So here we are again.
First of all, let’s start with some exciting news: I’m doing a reading and signing session for Morecambe’s Cancer Research shop on August 3rd between 6pm and 8pm. I’ll be reading two stories (probably A Different Morecambe and another that I’ve not decided on yet), as well as selling three chapbooks specially produced for the event (Marley’s Haunting and two others, dunno which ones yet), with 50% of all the profits going to the shop. I will also have hardbacks of Lost Places available, and a copy of the limited edition World Horror paperback of Lost Places will be raffled for one lucky bugger to win! Entry is free and refreshments will be available (on receipt of some kind of monetary donation – and given that there may be home made cupcakes available, the donation better be good!), and the shop will also be open for business and will have a selection of books, clothes, DVDs and other stuff for the discerning customer to buy. This is my first ‘solo’ event, and I hope to see some of you there! More details as I get them…
In writing terms, it’s been a slow couple of weeks, if I’m honest. Work on the novel is progressing well, and I’m well into it now. The world I’m creating feels like it’s unfurling at about the right rate, and I’ve taken the ‘more plot, less words’ advice to heart and and trying to keep things moving along swiftly. I’m ensuring that each chapter contains at least one major action scene, and one reveal (minor or major) about the world in which its set, and even though it’s not always the easiest balance to find or to write, I’m enjoying it. Feedback so far has been remarkably positive, which is also encouraging. Soon, I show the first three chapters to my wife…

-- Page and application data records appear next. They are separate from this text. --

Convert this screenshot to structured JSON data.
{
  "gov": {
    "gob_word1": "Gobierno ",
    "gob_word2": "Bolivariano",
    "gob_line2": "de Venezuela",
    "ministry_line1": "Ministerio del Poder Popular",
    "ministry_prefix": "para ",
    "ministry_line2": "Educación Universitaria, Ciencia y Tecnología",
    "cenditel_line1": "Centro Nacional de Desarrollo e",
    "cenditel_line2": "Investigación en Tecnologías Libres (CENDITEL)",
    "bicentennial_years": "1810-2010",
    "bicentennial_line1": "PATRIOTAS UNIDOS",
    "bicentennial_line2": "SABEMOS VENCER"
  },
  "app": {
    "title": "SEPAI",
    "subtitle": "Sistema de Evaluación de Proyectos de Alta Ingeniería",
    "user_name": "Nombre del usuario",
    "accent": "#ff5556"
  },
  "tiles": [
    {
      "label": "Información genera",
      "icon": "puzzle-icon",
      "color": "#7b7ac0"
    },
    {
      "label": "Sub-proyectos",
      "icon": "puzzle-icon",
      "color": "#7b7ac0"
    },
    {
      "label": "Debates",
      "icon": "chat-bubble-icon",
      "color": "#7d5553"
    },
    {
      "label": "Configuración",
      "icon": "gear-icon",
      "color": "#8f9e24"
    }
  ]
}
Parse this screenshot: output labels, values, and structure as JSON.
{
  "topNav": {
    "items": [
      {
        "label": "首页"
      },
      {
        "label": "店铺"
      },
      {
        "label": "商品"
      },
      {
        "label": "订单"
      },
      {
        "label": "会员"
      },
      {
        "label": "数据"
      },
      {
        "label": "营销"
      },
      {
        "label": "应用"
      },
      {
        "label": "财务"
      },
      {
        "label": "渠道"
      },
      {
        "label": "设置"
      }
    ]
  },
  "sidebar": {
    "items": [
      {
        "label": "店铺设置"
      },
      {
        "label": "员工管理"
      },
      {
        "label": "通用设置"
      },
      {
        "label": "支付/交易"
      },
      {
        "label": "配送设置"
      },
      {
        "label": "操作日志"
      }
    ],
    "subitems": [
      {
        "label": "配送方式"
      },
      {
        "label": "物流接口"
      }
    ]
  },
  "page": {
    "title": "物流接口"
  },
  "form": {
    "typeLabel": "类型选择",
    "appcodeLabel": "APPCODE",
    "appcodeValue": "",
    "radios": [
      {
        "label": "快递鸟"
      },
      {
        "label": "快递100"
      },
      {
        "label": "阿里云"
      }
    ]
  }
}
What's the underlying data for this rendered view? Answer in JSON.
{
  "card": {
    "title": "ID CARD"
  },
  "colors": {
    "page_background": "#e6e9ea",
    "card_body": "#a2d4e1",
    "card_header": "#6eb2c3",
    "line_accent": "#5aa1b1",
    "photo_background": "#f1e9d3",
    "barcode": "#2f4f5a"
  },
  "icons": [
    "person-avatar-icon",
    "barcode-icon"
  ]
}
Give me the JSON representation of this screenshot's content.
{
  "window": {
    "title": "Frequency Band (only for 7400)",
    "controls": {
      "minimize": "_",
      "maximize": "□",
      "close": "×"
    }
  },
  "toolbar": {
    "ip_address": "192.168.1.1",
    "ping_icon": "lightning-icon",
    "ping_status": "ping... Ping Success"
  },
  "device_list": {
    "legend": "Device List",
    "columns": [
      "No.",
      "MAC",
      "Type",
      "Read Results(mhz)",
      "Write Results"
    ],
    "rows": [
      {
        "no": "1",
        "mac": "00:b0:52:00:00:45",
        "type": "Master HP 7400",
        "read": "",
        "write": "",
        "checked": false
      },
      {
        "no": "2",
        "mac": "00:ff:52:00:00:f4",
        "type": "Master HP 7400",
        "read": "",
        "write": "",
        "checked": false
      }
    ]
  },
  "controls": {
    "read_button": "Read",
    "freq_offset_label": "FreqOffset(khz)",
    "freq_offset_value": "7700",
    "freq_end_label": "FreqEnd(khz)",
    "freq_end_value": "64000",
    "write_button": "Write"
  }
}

One other piece of news: I’ve been invited to contribute to an anthology, and I’ve said yes. Now, I know I said I was concentrating on the novel for a while, but this sounds fun – basically, I’ve been asked to write a creature feature or monster story. Hurrah! As ever, timeframes are short, so once I have the current chapters of the novel sorted, I’ll break out and do the story. I haven’t decided what to do yet, but it should be fun… I also got some information relevant to another story (the one for the antho that may also feature TED Klein), so that needs doing sometime as well, although I do have a couple of months for that one. That story, in particular, I’m quite excited about doing and it feels like it’s shaping up nicely in my head -I’m wary of over-thinking or over-planning it, but I have what I think is quite a good story and an interesting central idea, plus a really, really good supernatural villain…watch this space!
Last thing: I’ve written a guest blog about writing for Simon Marshall-Jones’ Ramblings of a Tattooed Head blog, which is likely to appear in the next week or so…
Reviews: I haven’t done any for ages, have I? So here are some quick reviews:
Harper’s Island: 13 part TV show, basically an extended slasher movie. Well made, slick, good-looking and fun if ultimately empty of emotional content, this is definitely worth watching but don’t expect too much. The identity of the villain is a bit disappointing (despite him being played by an excellent actor), although a later twist is fun, and there are some good gore and suspense scenes. Recommended if you’ve got a few spare hours.
Mammoth Book of the Best of Best New Horror: I know I’m biased because I’m in this, but it’s great! Twenty high-class stories, my favourites of which were Tim Lebbon’s White and Lisa Tuttle’s My Death, although all are great (I even enjoyed Mark Samuels’ The White Hands, despite wondering if the recent developments between Mark and I might sour my reading of it – they didn’t, thankfully,and I can happily report that it’s a good, grand Guignol tale of grave robbing and terrors from beyond…).
The Wolfman (Extended Cut): It’s okay, but someone should have decided before they made it, were they making a horror film or a melodrama, because as it is, it sort of falls between two stools. del Toro is excellent but the rest of the cast are pretty much wasted, the special effects are okay (although the wolf transformations are no better than Baker managed in ’81 in An American Werewolf in London, and the CGI werewolves are obviously CGI and all the poorer for it). There are a couple of good scenes (the attack on the Gypsy encampment is well-managed, and del Toro’s icebath psychiatric treatment is genuinely chilling (no pun intended!)). Worth a couple of hours if you’ve got nothing better to do.
Right, that’s all I can be bothered writing at the moment. Back to your lives, Ladies and Gentlemen.